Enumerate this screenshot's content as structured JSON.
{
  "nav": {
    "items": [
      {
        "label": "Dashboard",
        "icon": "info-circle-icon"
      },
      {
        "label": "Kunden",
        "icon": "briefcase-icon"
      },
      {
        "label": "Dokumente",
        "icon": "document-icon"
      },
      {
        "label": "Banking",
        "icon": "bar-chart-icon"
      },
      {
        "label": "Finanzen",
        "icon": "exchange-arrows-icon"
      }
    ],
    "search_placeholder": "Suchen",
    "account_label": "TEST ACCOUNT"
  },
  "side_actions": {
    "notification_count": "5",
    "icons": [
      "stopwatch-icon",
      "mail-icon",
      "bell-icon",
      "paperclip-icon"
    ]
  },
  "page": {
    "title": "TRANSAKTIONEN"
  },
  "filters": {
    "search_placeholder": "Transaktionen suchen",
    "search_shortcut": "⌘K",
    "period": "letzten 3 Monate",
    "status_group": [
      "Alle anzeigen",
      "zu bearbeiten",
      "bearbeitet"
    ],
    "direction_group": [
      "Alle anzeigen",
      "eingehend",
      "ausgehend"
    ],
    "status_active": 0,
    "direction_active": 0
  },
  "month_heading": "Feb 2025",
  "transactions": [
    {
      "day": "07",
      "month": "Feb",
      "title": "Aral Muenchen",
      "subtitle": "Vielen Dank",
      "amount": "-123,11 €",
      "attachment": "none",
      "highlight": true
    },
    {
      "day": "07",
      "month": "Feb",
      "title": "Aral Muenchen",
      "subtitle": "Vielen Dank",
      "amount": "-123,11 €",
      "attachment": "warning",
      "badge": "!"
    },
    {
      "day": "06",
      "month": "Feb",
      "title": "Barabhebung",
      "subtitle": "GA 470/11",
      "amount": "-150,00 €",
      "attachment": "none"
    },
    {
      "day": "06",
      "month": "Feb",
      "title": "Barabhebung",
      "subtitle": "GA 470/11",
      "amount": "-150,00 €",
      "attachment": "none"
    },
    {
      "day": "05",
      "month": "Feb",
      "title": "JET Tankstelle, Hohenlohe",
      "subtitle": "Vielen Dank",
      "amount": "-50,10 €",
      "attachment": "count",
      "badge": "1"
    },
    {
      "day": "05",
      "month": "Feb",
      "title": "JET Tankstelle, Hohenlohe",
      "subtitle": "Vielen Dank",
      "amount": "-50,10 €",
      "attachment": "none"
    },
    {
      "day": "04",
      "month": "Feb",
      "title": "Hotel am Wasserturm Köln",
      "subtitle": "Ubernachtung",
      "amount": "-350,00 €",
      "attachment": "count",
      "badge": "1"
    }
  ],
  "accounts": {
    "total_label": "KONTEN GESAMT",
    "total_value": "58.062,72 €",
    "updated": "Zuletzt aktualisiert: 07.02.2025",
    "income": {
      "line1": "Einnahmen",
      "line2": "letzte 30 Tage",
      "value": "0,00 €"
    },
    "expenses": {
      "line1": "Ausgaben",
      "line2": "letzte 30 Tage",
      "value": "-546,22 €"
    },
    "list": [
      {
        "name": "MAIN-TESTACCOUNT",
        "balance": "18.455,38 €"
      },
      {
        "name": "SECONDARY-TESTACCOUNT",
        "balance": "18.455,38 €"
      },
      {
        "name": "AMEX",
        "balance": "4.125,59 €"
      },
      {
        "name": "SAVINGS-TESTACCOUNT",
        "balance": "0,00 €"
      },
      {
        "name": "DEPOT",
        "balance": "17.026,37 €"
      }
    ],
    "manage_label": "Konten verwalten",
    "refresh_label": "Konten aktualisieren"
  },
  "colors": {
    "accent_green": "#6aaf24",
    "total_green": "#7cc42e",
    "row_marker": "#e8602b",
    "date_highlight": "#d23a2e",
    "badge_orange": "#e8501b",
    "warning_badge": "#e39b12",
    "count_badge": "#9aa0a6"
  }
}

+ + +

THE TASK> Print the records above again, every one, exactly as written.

ANSWER TO THIS EXERCISE>
Enumerate this screenshot's content as structured JSON.
{
  "nav": {
    "items": [
      {
        "label": "Dashboard",
        "icon": "info-circle-icon"
      },
      {
        "label": "Kunden",
        "icon": "briefcase-icon"
      },
      {
        "label": "Dokumente",
        "icon": "document-icon"
      },
      {
        "label": "Banking",
        "icon": "bar-chart-icon"
      },
      {
        "label": "Finanzen",
        "icon": "exchange-arrows-icon"
      }
    ],
    "search_placeholder": "Suchen",
    "account_label": "TEST ACCOUNT"
  },
  "side_actions": {
    "notification_count": "5",
    "icons": [
      "stopwatch-icon",
      "mail-icon",
      "bell-icon",
      "paperclip-icon"
    ]
  },
  "page": {
    "title": "TRANSAKTIONEN"
  },
  "filters": {
    "search_placeholder": "Transaktionen suchen",
    "search_shortcut": "⌘K",
    "period": "letzten 3 Monate",
    "status_group": [
      "Alle anzeigen",
      "zu bearbeiten",
      "bearbeitet"
    ],
    "direction_group": [
      "Alle anzeigen",
      "eingehend",
      "ausgehend"
    ],
    "status_active": 0,
    "direction_active": 0
  },
  "month_heading": "Feb 2025",
  "transactions": [
    {
      "day": "07",
      "month": "Feb",
      "title": "Aral Muenchen",
      "subtitle": "Vielen Dank",
      "amount": "-123,11 €",
      "attachment": "none",
      "highlight": true
    },
    {
      "day": "07",
      "month": "Feb",
      "title": "Aral Muenchen",
      "subtitle": "Vielen Dank",
      "amount": "-123,11 €",
      "attachment": "warning",
      "badge": "!"
    },
    {
      "day": "06",
      "month": "Feb",
      "title": "Barabhebung",
      "subtitle": "GA 470/11",
      "amount": "-150,00 €",
      "attachment": "none"
    },
    {
      "day": "06",
      "month": "Feb",
      "title": "Barabhebung",
      "subtitle": "GA 470/11",
      "amount": "-150,00 €",
      "attachment": "none"
    },
    {
      "day": "05",
      "month": "Feb",
      "title": "JET Tankstelle, Hohenlohe",
      "subtitle": "Vielen Dank",
      "amount": "-50,10 €",
      "attachment": "count",
      "badge": "1"
    },
    {
      "day": "05",
      "month": "Feb",
      "title": "JET Tankstelle, Hohenlohe",
      "subtitle": "Vielen Dank",
      "amount": "-50,10 €",
      "attachment": "none"
    },
    {
      "day": "04",
      "month": "Feb",
      "title": "Hotel am Wasserturm Köln",
      "subtitle": "Ubernachtung",
      "amount": "-350,00 €",
      "attachment": "count",
      "badge": "1"
    }
  ],
  "accounts": {
    "total_label": "KONTEN GESAMT",
    "total_value": "58.062,72 €",
    "updated": "Zuletzt aktualisiert: 07.02.2025",
    "income": {
      "line1": "Einnahmen",
      "line2": "letzte 30 Tage",
      "value": "0,00 €"
    },
    "expenses": {
      "line1": "Ausgaben",
      "line2": "letzte 30 Tage",
      "value": "-546,22 €"
    },
    "list": [
      {
        "name": "MAIN-TESTACCOUNT",
        "balance": "18.455,38 €"
      },
      {
        "name": "SECONDARY-TESTACCOUNT",
        "balance": "18.455,38 €"
      },
      {
        "name": "AMEX",
        "balance": "4.125,59 €"
      },
      {
        "name": "SAVINGS-TESTACCOUNT",
        "balance": "0,00 €"
      },
      {
        "name": "DEPOT",
        "balance": "17.026,37 €"
      }
    ],
    "manage_label": "Konten verwalten",
    "refresh_label": "Konten aktualisieren"
  },
  "colors": {
    "accent_green": "#6aaf24",
    "total_green": "#7cc42e",
    "row_marker": "#e8602b",
    "date_highlight": "#d23a2e",
    "badge_orange": "#e8501b",
    "warning_badge": "#e39b12",
    "count_badge": "#9aa0a6"
  }
}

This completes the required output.